The two films could not be more different. One tells the story of the world's most famous plastic doll and imagines her being forced to take a detour into the real world by giving up her perfect life, the other is inspired by the true story of the man who led to the development of the first atomic bomb. One was promoted by, among other things, even renting out Ken's house in Malibu, the other was limited to a more traditional promotional tour that was interrupted early by the actors' strike. Not to mention the photography, atmosphere and colours. There is not much to explain, one look is enough to understand that even from a purely visual point of view they could not be further apart. After all, the Barbie aesthetic is implied and concise, while her 'rival' is a serious product in the most traditional sense of the word, historical, divided into parts in colour and parts in black and white. The directors are almost as opposite as their upcoming films. Gerwig, who is passionate about coming-of-age and women's stories, and Nolan, who (for one reason or another) wants to tell stories about dark men. In short, we are dealing with opposing media products, delivered in opposing ways. Different stories, different approaches. At the end of the day, the only thing they have in common is the release date.

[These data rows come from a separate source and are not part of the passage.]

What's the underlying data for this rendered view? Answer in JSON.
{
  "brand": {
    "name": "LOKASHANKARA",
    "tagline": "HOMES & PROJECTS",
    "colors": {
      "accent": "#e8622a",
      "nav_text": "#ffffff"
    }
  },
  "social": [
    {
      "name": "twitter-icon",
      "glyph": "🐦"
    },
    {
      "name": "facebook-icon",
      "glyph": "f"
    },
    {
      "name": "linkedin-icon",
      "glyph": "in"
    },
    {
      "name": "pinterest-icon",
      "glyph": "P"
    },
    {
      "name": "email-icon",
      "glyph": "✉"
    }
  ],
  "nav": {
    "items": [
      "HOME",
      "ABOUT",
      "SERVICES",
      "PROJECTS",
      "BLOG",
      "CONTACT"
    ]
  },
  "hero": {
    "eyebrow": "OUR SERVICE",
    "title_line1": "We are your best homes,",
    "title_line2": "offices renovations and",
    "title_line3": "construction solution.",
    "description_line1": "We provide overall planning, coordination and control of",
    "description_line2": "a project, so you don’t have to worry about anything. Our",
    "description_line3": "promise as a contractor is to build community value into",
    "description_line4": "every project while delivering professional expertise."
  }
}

And that was enough to start a real feud.

For this reason, and because Gerwig and Nolan are two incredibly much discussed and polarising directors on the internet, with two different but equally passionate bubbles of reference, Barbenheimer was born, the hybrid child, the film meme of the summer, the product that will never be, that has a very precise history and development, even if it is very fast (after all, we are talking about social timing).

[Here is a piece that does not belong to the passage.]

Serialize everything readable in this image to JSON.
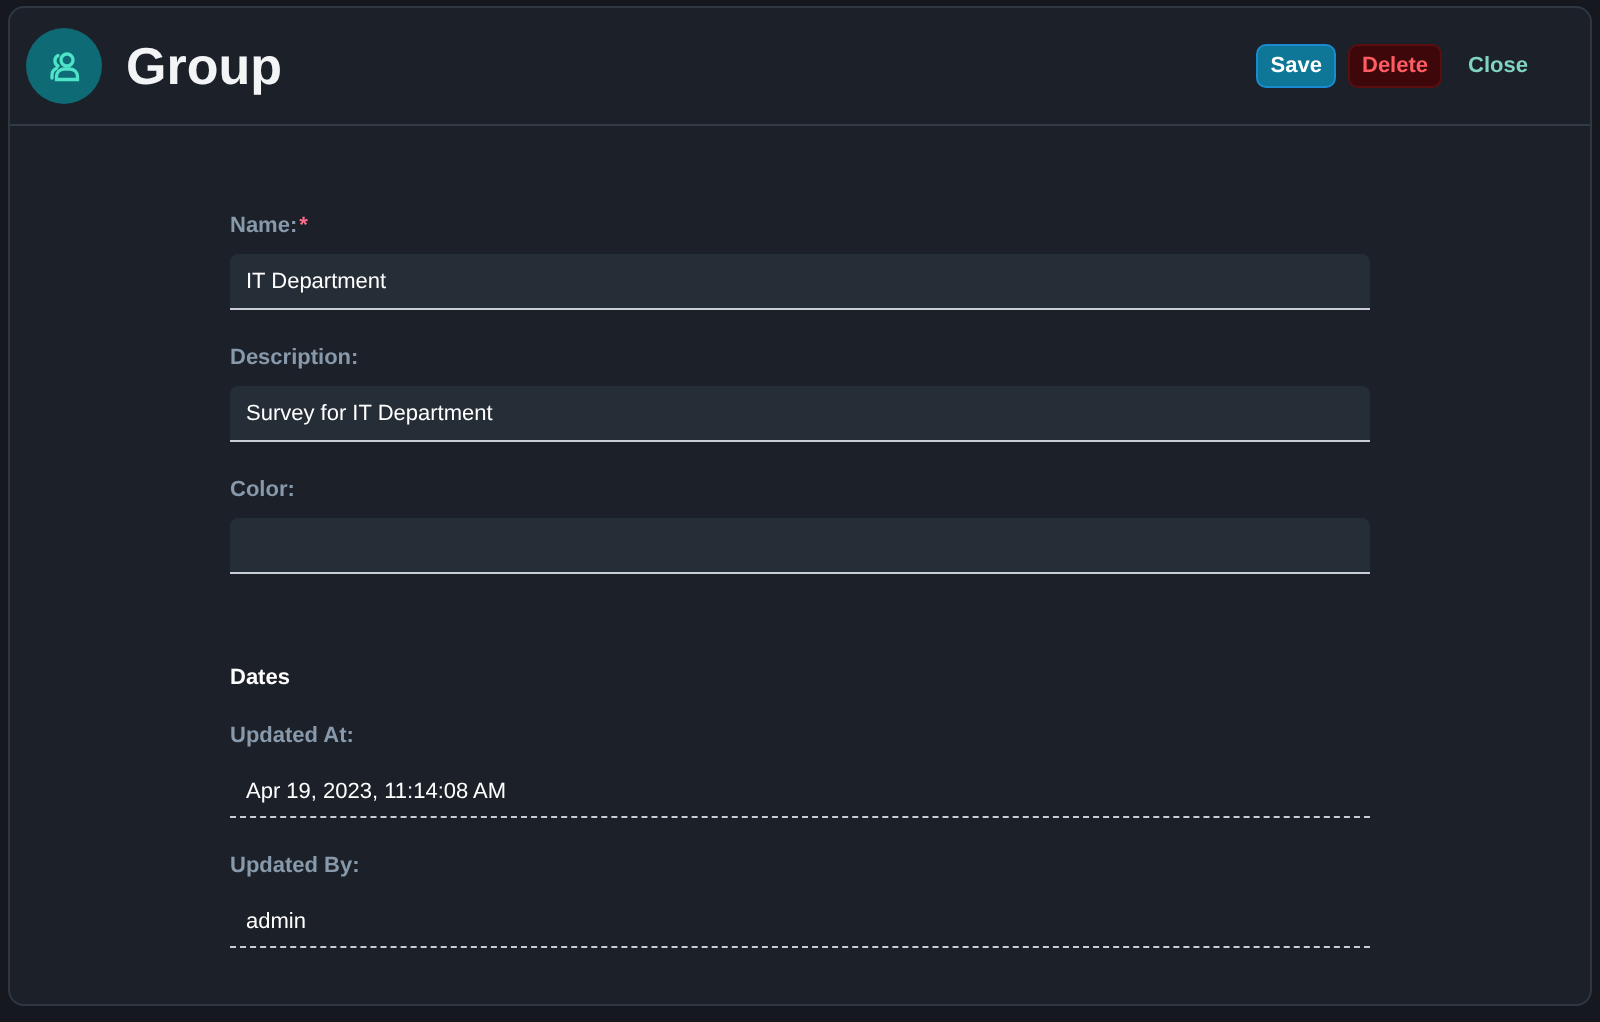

Barbenheimer phenomenon

Originally it was the jokes about the simultaneous cinema release, the vague desire to see both films on the same day (with Oppenheimer preceded by a rigorous breakfast of black coffee and cigarettes and Barbie by an alcoholic brunch with her girlfriends), then the race to see which of our favourite characters from books and TV series would see which of the two films, using the films as indicators of one personality or the other. In short, just as there are Tolstoy people and Dostoevsky people, Dior people and Chanel people, street style people and quiet luxury people, now there are Barbie people and Oppenheimer people. Eventually these two collided and merged. Hybrid T-shirts, photo montages, posters, not to mention outfits designed specifically for going to the cinema, are booming. Barbenheimer is the clash of two opposing views of the medium, of art and life. This situation benefits, of course, the films themselves, which experience an even greater hype in their clash, and of course cinema.

@_alaabelkis_ #CapCut barbie all the way
@kendragroves Making a cake inspired by @Barbie Movie and Oppenheimer viral meme!! Who else is seeing both movies on the same day?? Haha Cocktail goodness via @Mads #caketutorial #cakedecorating #caketrends #barbiemovie2023 Cupid – Twin Ver. (FIFTY FIFTY) – Sped Up Version - sped up 8282

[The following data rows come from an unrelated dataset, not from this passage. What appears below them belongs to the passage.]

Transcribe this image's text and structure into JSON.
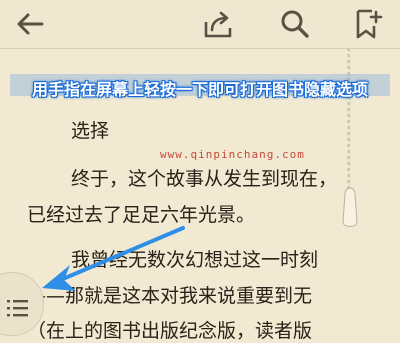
{
  "toolbar": {
    "back_icon": "back-arrow-icon",
    "share_icon": "share-icon",
    "search_icon": "search-icon",
    "bookmark_icon": "bookmark-add-icon"
  },
  "banner": {
    "text": "用手指在屏幕上轻按一下即可打开图书隐藏选项"
  },
  "reader": {
    "lines": [
      "选择",
      "终于，这个故事从发生到现在，",
      "已经过去了足足六年光景。",
      "我曾经无数次幻想过这一时刻",
      "——那就是这本对我来说重要到无",
      "（在上的图书出版纪念版，读者版"
    ],
    "watermark": "www.qinpinchang.com"
  },
  "menu": {
    "icon": "list-menu-icon"
  },
  "colors": {
    "background": "#f1e9d2",
    "text": "#2a2218",
    "accent_arrow": "#2f8fe8",
    "banner_outline": "#1a6bd6"
  }
}
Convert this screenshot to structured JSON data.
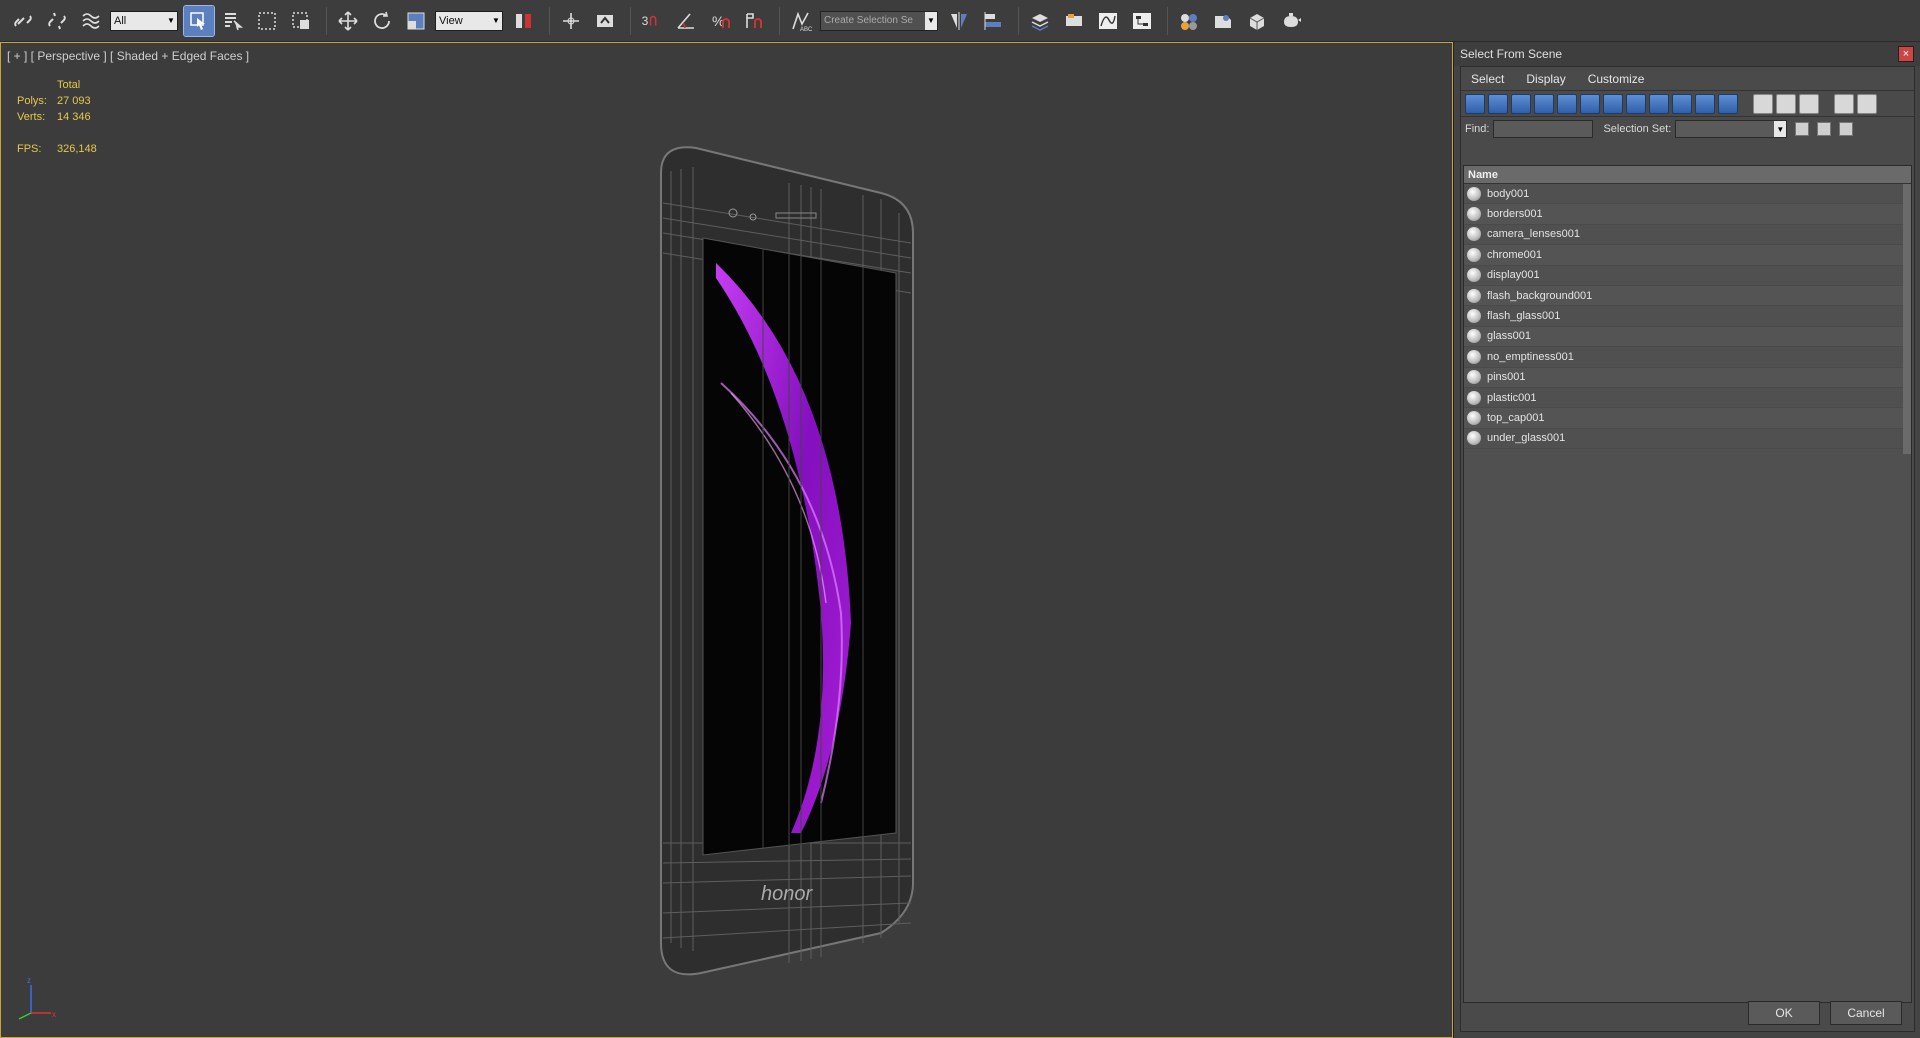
{
  "toolbar": {
    "filter_value": "All",
    "coord_system": "View",
    "snap_number": "3",
    "named_selection_placeholder": "Create Selection Se",
    "icons": [
      "link-icon",
      "unlink-icon",
      "bind-space-warp-icon",
      "select-icon",
      "select-by-name-icon",
      "rect-region-icon",
      "window-crossing-icon",
      "move-icon",
      "rotate-icon",
      "scale-icon",
      "pivot-icon",
      "mirror-icon",
      "snap-icon",
      "angle-snap-icon",
      "percent-snap-icon",
      "spinner-snap-icon",
      "edit-named-sets-icon",
      "mirror-icon",
      "align-icon",
      "layer-icon",
      "curve-editor-icon",
      "schematic-icon",
      "material-editor-icon",
      "render-setup-icon",
      "render-frame-icon",
      "render-icon"
    ]
  },
  "viewport": {
    "label": "[ + ] [ Perspective ] [ Shaded + Edged Faces ]",
    "stats_header": "Total",
    "polys_label": "Polys:",
    "polys_value": "27 093",
    "verts_label": "Verts:",
    "verts_value": "14 346",
    "fps_label": "FPS:",
    "fps_value": "326,148",
    "phone_logo": "honor"
  },
  "dialog": {
    "title": "Select From Scene",
    "close_label": "×",
    "menu": {
      "select": "Select",
      "display": "Display",
      "customize": "Customize"
    },
    "find_label": "Find:",
    "selection_set_label": "Selection Set:",
    "list_header": "Name",
    "objects": [
      "body001",
      "borders001",
      "camera_lenses001",
      "chrome001",
      "display001",
      "flash_background001",
      "flash_glass001",
      "glass001",
      "no_emptiness001",
      "pins001",
      "plastic001",
      "top_cap001",
      "under_glass001"
    ],
    "ok_label": "OK",
    "cancel_label": "Cancel"
  },
  "colors": {
    "viewport_bg": "#3c3c3c",
    "stats": "#e6c84a",
    "accent": "#5b7fbf",
    "screen_purple": "#a020d0"
  }
}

First to take over was Tom Cruise, third on the podium of the fine season of the seventh art. His Mission: Impossible - Reckoning with Death saw the light of day on 12 July and it was rumoured that the actor was unhappy about the proximity to the release date of the other two films, which threatened to steal his audience. In response, Cruise launched a pro-cinema campaign, showing up with Barbie and Oppenheimer tickets (and Indiana Jones, here you go) and urging everyone to return to the cinemas. Whether you want to listen to Cruise or not, a helping hand certainly does not hurt, especially in the hot season, and we are sure this imagined rivalry, which is proving more productive and entertaining in terms of online content every day, is a positive boost.

Unfortunately, we will not be able to enjoy it in Italy. Gerwig's film, in fact, will not be released in Italian cinemas until 20 July, while we will have to wait until 23 August for his nemesis. We can only hope that it will be released briefly in autumn to make all our Italian Barbenheimer dreams come true, even if the hype is delayed.